Top of Given records

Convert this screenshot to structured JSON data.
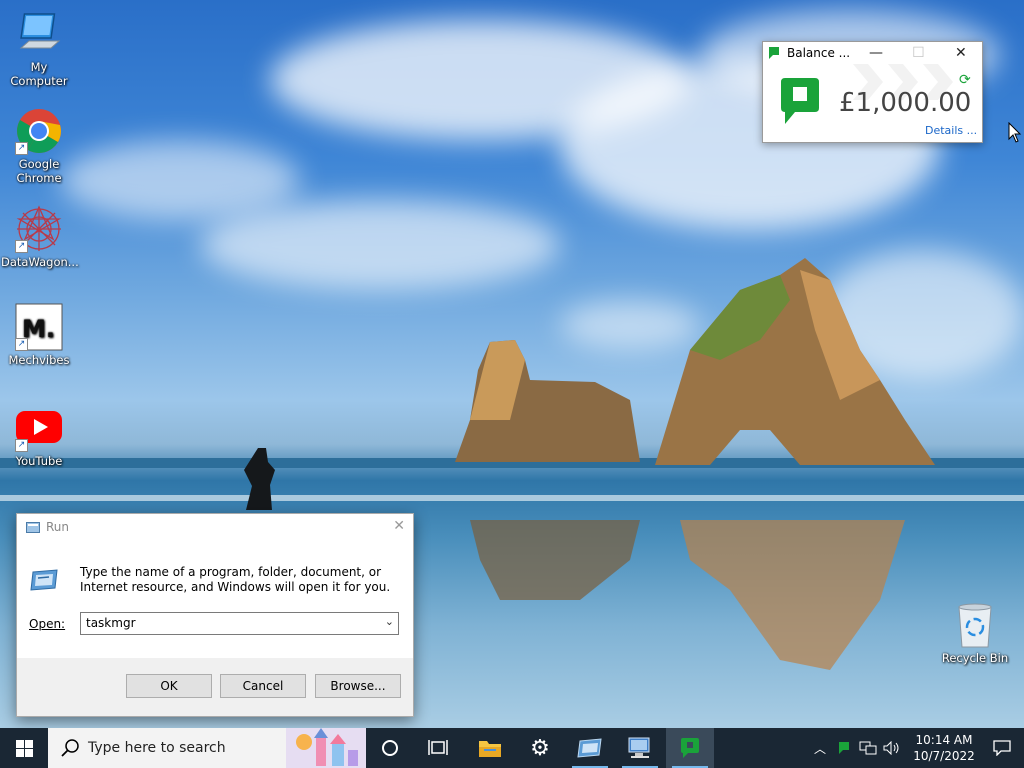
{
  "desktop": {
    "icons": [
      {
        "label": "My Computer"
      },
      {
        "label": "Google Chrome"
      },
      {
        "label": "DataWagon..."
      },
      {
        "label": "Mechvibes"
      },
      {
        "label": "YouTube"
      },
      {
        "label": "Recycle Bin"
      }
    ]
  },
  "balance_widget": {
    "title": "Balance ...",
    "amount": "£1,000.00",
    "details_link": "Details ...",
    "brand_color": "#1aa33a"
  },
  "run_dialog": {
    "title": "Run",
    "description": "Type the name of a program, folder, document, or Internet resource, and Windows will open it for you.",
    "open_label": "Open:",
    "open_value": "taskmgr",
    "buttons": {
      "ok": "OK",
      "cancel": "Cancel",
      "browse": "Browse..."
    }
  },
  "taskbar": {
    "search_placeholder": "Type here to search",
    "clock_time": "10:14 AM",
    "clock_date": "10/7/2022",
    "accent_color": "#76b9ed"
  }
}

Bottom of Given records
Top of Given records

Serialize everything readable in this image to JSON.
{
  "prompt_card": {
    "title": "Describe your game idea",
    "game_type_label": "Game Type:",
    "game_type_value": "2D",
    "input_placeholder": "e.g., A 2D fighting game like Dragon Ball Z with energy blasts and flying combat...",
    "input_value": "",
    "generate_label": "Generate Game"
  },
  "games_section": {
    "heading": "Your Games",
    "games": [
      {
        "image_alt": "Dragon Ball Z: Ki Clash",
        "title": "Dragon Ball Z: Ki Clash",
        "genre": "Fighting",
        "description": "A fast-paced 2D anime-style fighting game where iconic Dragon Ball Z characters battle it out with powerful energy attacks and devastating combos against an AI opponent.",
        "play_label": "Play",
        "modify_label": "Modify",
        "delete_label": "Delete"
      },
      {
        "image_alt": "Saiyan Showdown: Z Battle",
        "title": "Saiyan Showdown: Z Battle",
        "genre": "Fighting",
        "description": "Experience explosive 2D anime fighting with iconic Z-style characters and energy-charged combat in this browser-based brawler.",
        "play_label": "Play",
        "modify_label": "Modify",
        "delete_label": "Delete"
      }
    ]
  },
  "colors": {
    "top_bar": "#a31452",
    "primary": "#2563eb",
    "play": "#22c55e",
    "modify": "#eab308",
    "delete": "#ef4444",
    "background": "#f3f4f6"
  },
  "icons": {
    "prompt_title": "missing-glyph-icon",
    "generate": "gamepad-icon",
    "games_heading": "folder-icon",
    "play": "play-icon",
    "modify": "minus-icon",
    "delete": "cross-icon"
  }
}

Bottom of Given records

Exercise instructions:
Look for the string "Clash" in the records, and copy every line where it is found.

Solution for this exercise:
        "image_alt": "Dragon Ball Z: Ki Clash",
        "title": "Dragon Ball Z: Ki Clash",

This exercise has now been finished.